▶ [WHAT IS REQUIRED]
When the records are reproduced, each one must match exactly, and no picture may be kept.
====== SOURCE DATA ======
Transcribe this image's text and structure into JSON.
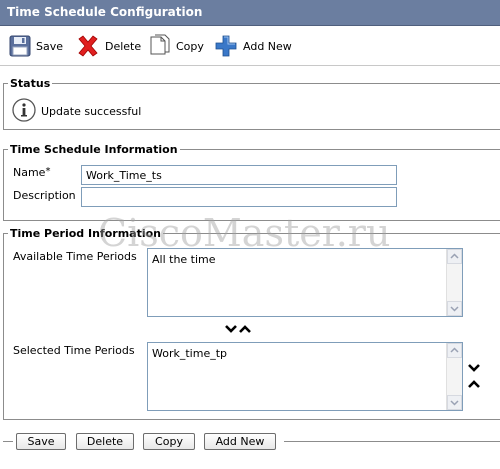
{
  "window": {
    "title": "Time Schedule Configuration"
  },
  "toolbar": {
    "save_label": "Save",
    "delete_label": "Delete",
    "copy_label": "Copy",
    "add_new_label": "Add New",
    "icons": {
      "save": "floppy-disk-icon",
      "delete": "red-x-icon",
      "copy": "copy-pages-icon",
      "add_new": "blue-plus-icon"
    }
  },
  "status": {
    "legend": "Status",
    "message": "Update successful",
    "icon": "info-icon"
  },
  "schedule_info": {
    "legend": "Time Schedule Information",
    "name_label": "Name",
    "required_marker": "*",
    "name_value": "Work_Time_ts",
    "description_label": "Description",
    "description_value": ""
  },
  "period_info": {
    "legend": "Time Period Information",
    "available_label": "Available Time Periods",
    "available_items": [
      "All the time"
    ],
    "selected_label": "Selected Time Periods",
    "selected_items": [
      "Work_time_tp"
    ]
  },
  "bottom_buttons": {
    "save": "Save",
    "delete": "Delete",
    "copy": "Copy",
    "add_new": "Add New"
  },
  "watermark": "CiscoMaster.ru",
  "colors": {
    "titlebar": "#6b7ea0",
    "titlebar_text": "#ffffff",
    "input_border": "#7f9db9",
    "section_border": "#8c8c8c",
    "delete_icon": "#e02020",
    "add_icon": "#3a78c8"
  }
}
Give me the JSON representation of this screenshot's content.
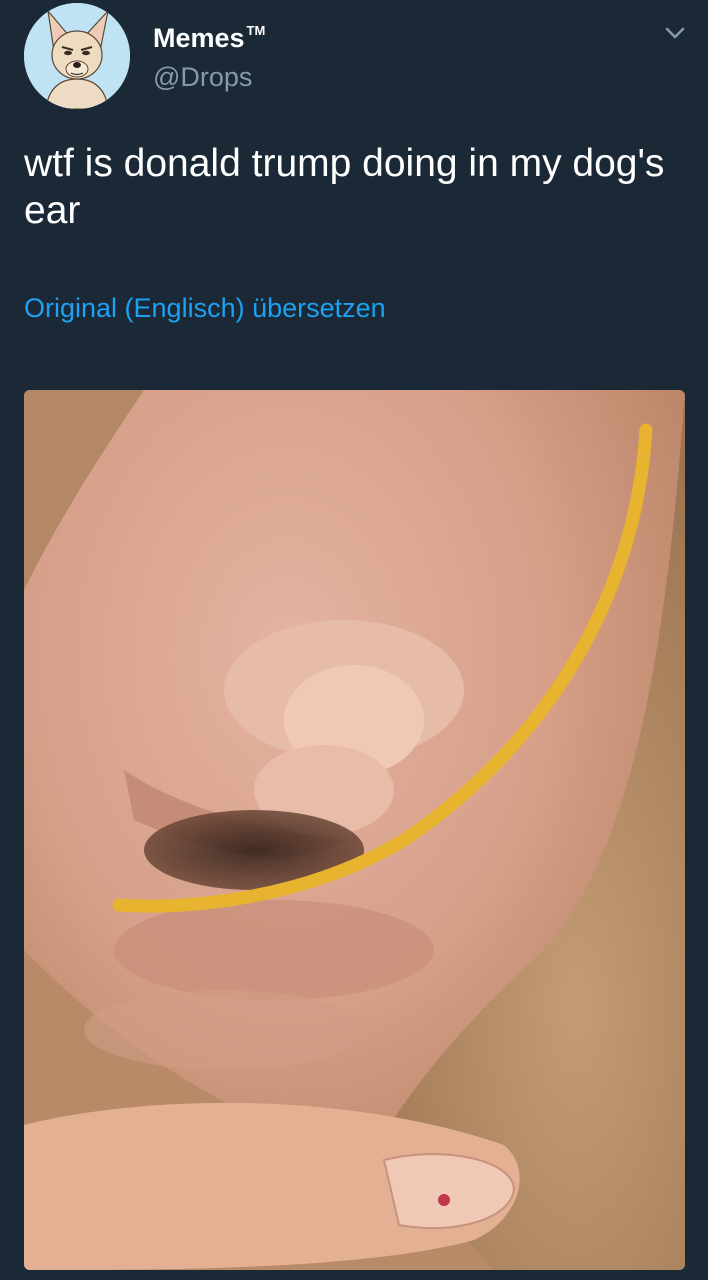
{
  "account": {
    "display_name": "Memes",
    "trademark": "TM",
    "handle": "@Drops",
    "avatar_icon": "dog-avatar-icon"
  },
  "menu": {
    "icon": "chevron-down-icon"
  },
  "tweet": {
    "text": "wtf is donald trump doing in my dog's ear",
    "translate_label": "Original (Englisch) übersetzen"
  },
  "media": {
    "type": "photo",
    "subject": "dog-ear-photo"
  },
  "colors": {
    "background": "#1b2836",
    "primary_text": "#ffffff",
    "secondary_text": "#8899a6",
    "link": "#1da1f2",
    "highlight_line": "#e8b430"
  }
}
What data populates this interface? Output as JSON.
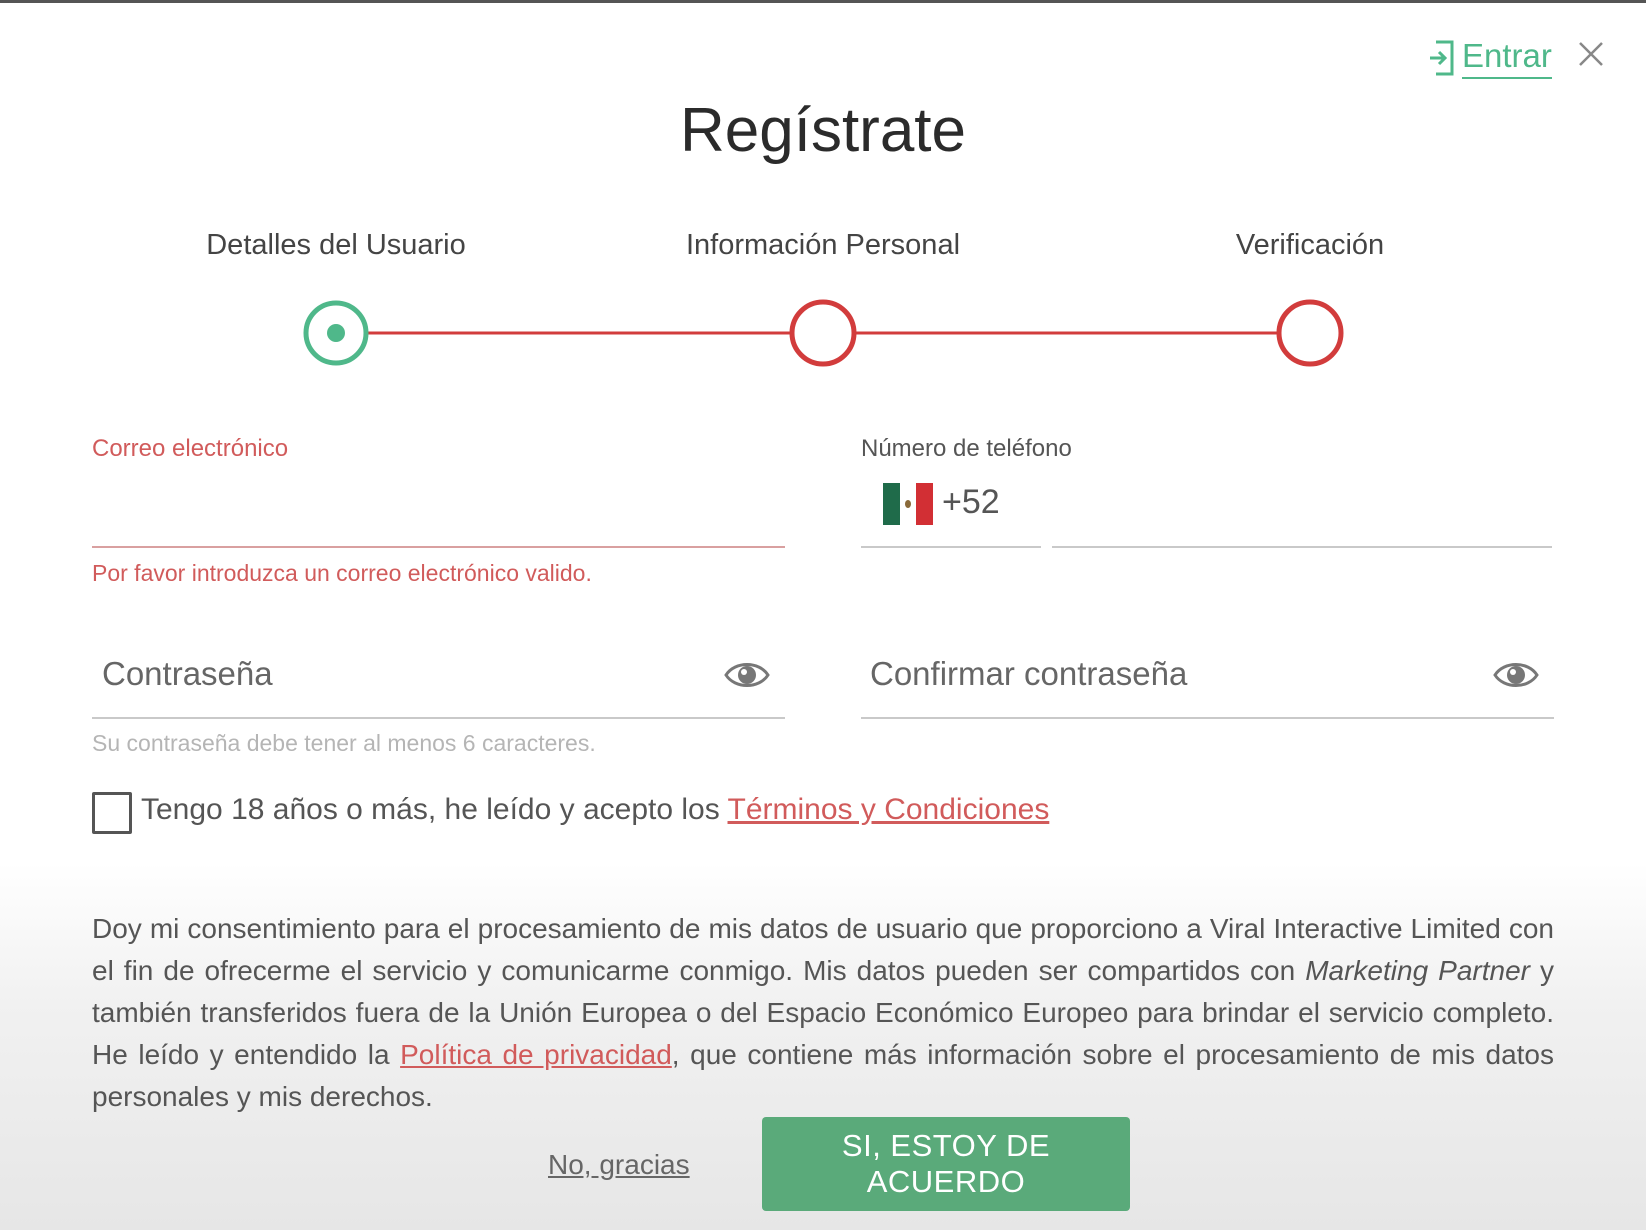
{
  "header": {
    "title": "Regístrate",
    "login_label": "Entrar",
    "login_icon": "login-icon",
    "close_icon": "close-icon"
  },
  "stepper": {
    "steps": [
      {
        "label": "Detalles del Usuario",
        "state": "active"
      },
      {
        "label": "Información Personal",
        "state": "pending"
      },
      {
        "label": "Verificación",
        "state": "pending"
      }
    ],
    "colors": {
      "active": "#4fb88a",
      "pending": "#d23c3c"
    }
  },
  "form": {
    "email": {
      "label": "Correo electrónico",
      "value": "",
      "error": "Por favor introduzca un correo electrónico valido."
    },
    "phone": {
      "label": "Número de teléfono",
      "country_flag": "mexico-flag",
      "dial_code": "+52",
      "value": ""
    },
    "password": {
      "placeholder": "Contraseña",
      "hint": "Su contraseña debe tener al menos 6 caracteres.",
      "toggle_icon": "eye-icon"
    },
    "confirm_password": {
      "placeholder": "Confirmar contraseña",
      "toggle_icon": "eye-icon"
    },
    "terms": {
      "checked": false,
      "text": "Tengo 18 años o más, he leído y acepto los ",
      "link": "Términos y Condiciones"
    }
  },
  "consent": {
    "part1": "Doy mi consentimiento para el procesamiento de mis datos de usuario que proporciono a Viral Interactive Limited con el fin de ofrecerme el servicio y comunicarme conmigo. Mis datos pueden ser compartidos con ",
    "partner": "Marketing Partner",
    "part2": " y también transferidos fuera de la Unión Europea o del Espacio Económico Europeo para brindar el servicio completo. He leído y entendido la ",
    "privacy_link": "Política de privacidad",
    "part3": ", que contiene más información sobre el procesamiento de mis datos personales y mis derechos."
  },
  "actions": {
    "decline_label": "No, gracias",
    "accept_label": "SI, ESTOY DE ACUERDO"
  },
  "colors": {
    "accent_green": "#4fb88a",
    "button_green": "#5aaa7a",
    "error_red": "#d15b5b"
  }
}
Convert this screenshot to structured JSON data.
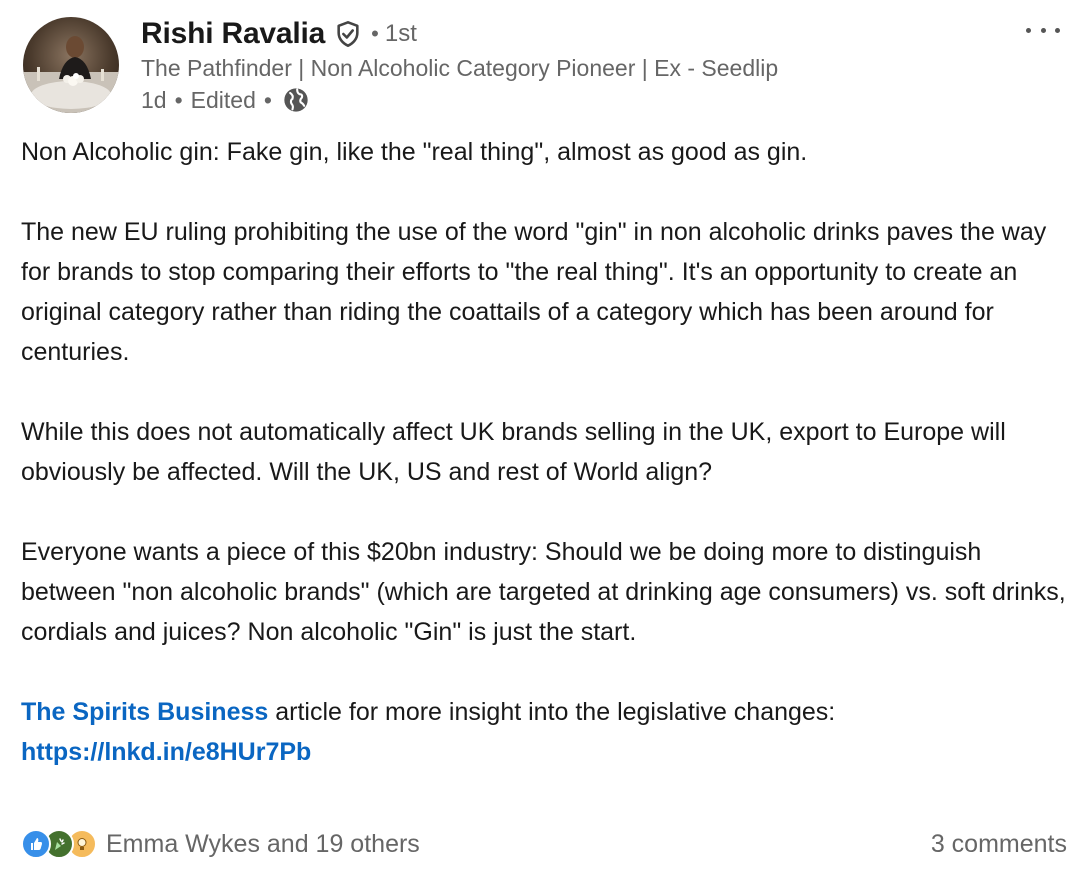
{
  "author": {
    "name": "Rishi Ravalia",
    "degree": "1st",
    "separator": "•",
    "headline": "The Pathfinder | Non Alcoholic Category Pioneer | Ex - Seedlip",
    "time": "1d",
    "edited": "Edited",
    "visibility_icon": "globe-icon",
    "verified_icon": "verified-shield-icon"
  },
  "menu": {
    "icon": "more-horizontal-icon"
  },
  "post": {
    "p1": "Non Alcoholic gin: Fake gin, like the \"real thing\", almost as good as gin.",
    "p2": "The new EU ruling prohibiting the use of the word \"gin\" in non alcoholic drinks paves the way for brands to stop comparing their efforts to \"the real thing\". It's an opportunity to create an original category rather than riding the coattails of a category which has been around for centuries.",
    "p3": "While this does not automatically affect UK brands selling in the UK, export to Europe will obviously be affected. Will the UK, US and rest of World align?",
    "p4": "Everyone wants a piece of this $20bn industry: Should we be doing more to distinguish between \"non alcoholic brands\" (which are targeted at drinking age consumers) vs. soft drinks, cordials and juices? Non alcoholic \"Gin\" is just the start.",
    "p5_link": "The Spirits Business",
    "p5_text": " article for more insight into the legislative changes:",
    "url": "https://lnkd.in/e8HUr7Pb"
  },
  "social": {
    "reaction_icons": [
      "like-icon",
      "celebrate-icon",
      "insightful-icon"
    ],
    "reactions_text": "Emma Wykes and 19 others",
    "comments_text": "3 comments"
  },
  "colors": {
    "link": "#0a66c2",
    "secondary_text": "#666666",
    "like": "#378fe9",
    "celebrate": "#44712e",
    "insightful": "#f5bb5c"
  }
}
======
▶ [ANSWER BOX]
Transcribe this image's text and structure into JSON.
{
  "window": {
    "title": "Time Schedule Configuration"
  },
  "toolbar": {
    "save_label": "Save",
    "delete_label": "Delete",
    "copy_label": "Copy",
    "add_new_label": "Add New",
    "icons": {
      "save": "floppy-disk-icon",
      "delete": "red-x-icon",
      "copy": "copy-pages-icon",
      "add_new": "blue-plus-icon"
    }
  },
  "status": {
    "legend": "Status",
    "message": "Update successful",
    "icon": "info-icon"
  },
  "schedule_info": {
    "legend": "Time Schedule Information",
    "name_label": "Name",
    "required_marker": "*",
    "name_value": "Work_Time_ts",
    "description_label": "Description",
    "description_value": ""
  },
  "period_info": {
    "legend": "Time Period Information",
    "available_label": "Available Time Periods",
    "available_items": [
      "All the time"
    ],
    "selected_label": "Selected Time Periods",
    "selected_items": [
      "Work_time_tp"
    ]
  },
  "bottom_buttons": {
    "save": "Save",
    "delete": "Delete",
    "copy": "Copy",
    "add_new": "Add New"
  },
  "watermark": "CiscoMaster.ru",
  "colors": {
    "titlebar": "#6b7ea0",
    "titlebar_text": "#ffffff",
    "input_border": "#7f9db9",
    "section_border": "#8c8c8c",
    "delete_icon": "#e02020",
    "add_icon": "#3a78c8"
  }
}
Give me the JSON representation of this screenshot's content.
{
  "account": {
    "display_name": "Memes",
    "trademark": "TM",
    "handle": "@Drops",
    "avatar_icon": "dog-avatar-icon"
  },
  "menu": {
    "icon": "chevron-down-icon"
  },
  "tweet": {
    "text": "wtf is donald trump doing in my dog's ear",
    "translate_label": "Original (Englisch) übersetzen"
  },
  "media": {
    "type": "photo",
    "subject": "dog-ear-photo"
  },
  "colors": {
    "background": "#1b2836",
    "primary_text": "#ffffff",
    "secondary_text": "#8899a6",
    "link": "#1da1f2",
    "highlight_line": "#e8b430"
  }
}
What data populates this interface? Output as JSON.
{
  "header": {
    "title": "Regístrate",
    "login_label": "Entrar",
    "login_icon": "login-icon",
    "close_icon": "close-icon"
  },
  "stepper": {
    "steps": [
      {
        "label": "Detalles del Usuario",
        "state": "active"
      },
      {
        "label": "Información Personal",
        "state": "pending"
      },
      {
        "label": "Verificación",
        "state": "pending"
      }
    ],
    "colors": {
      "active": "#4fb88a",
      "pending": "#d23c3c"
    }
  },
  "form": {
    "email": {
      "label": "Correo electrónico",
      "value": "",
      "error": "Por favor introduzca un correo electrónico valido."
    },
    "phone": {
      "label": "Número de teléfono",
      "country_flag": "mexico-flag",
      "dial_code": "+52",
      "value": ""
    },
    "password": {
      "placeholder": "Contraseña",
      "hint": "Su contraseña debe tener al menos 6 caracteres.",
      "toggle_icon": "eye-icon"
    },
    "confirm_password": {
      "placeholder": "Confirmar contraseña",
      "toggle_icon": "eye-icon"
    },
    "terms": {
      "checked": false,
      "text": "Tengo 18 años o más, he leído y acepto los ",
      "link": "Términos y Condiciones"
    }
  },
  "consent": {
    "part1": "Doy mi consentimiento para el procesamiento de mis datos de usuario que proporciono a Viral Interactive Limited con el fin de ofrecerme el servicio y comunicarme conmigo. Mis datos pueden ser compartidos con ",
    "partner": "Marketing Partner",
    "part2": " y también transferidos fuera de la Unión Europea o del Espacio Económico Europeo para brindar el servicio completo. He leído y entendido la ",
    "privacy_link": "Política de privacidad",
    "part3": ", que contiene más información sobre el procesamiento de mis datos personales y mis derechos."
  },
  "actions": {
    "decline_label": "No, gracias",
    "accept_label": "SI, ESTOY DE ACUERDO"
  },
  "colors": {
    "accent_green": "#4fb88a",
    "button_green": "#5aaa7a",
    "error_red": "#d15b5b"
  }
}
Convert this screenshot to structured JSON data.
{
  "author": {
    "name": "Rishi Ravalia",
    "degree": "1st",
    "separator": "•",
    "headline": "The Pathfinder | Non Alcoholic Category Pioneer | Ex - Seedlip",
    "time": "1d",
    "edited": "Edited",
    "visibility_icon": "globe-icon",
    "verified_icon": "verified-shield-icon"
  },
  "menu": {
    "icon": "more-horizontal-icon"
  },
  "post": {
    "p1": "Non Alcoholic gin: Fake gin, like the \"real thing\", almost as good as gin.",
    "p2": "The new EU ruling prohibiting the use of the word \"gin\" in non alcoholic drinks paves the way for brands to stop comparing their efforts to \"the real thing\". It's an opportunity to create an original category rather than riding the coattails of a category which has been around for centuries.",
    "p3": "While this does not automatically affect UK brands selling in the UK, export to Europe will obviously be affected. Will the UK, US and rest of World align?",
    "p4": "Everyone wants a piece of this $20bn industry: Should we be doing more to distinguish between \"non alcoholic brands\" (which are targeted at drinking age consumers) vs. soft drinks, cordials and juices? Non alcoholic \"Gin\" is just the start.",
    "p5_link": "The Spirits Business",
    "p5_text": " article for more insight into the legislative changes:",
    "url": "https://lnkd.in/e8HUr7Pb"
  },
  "social": {
    "reaction_icons": [
      "like-icon",
      "celebrate-icon",
      "insightful-icon"
    ],
    "reactions_text": "Emma Wykes and 19 others",
    "comments_text": "3 comments"
  },
  "colors": {
    "link": "#0a66c2",
    "secondary_text": "#666666",
    "like": "#378fe9",
    "celebrate": "#44712e",
    "insightful": "#f5bb5c"
  }
}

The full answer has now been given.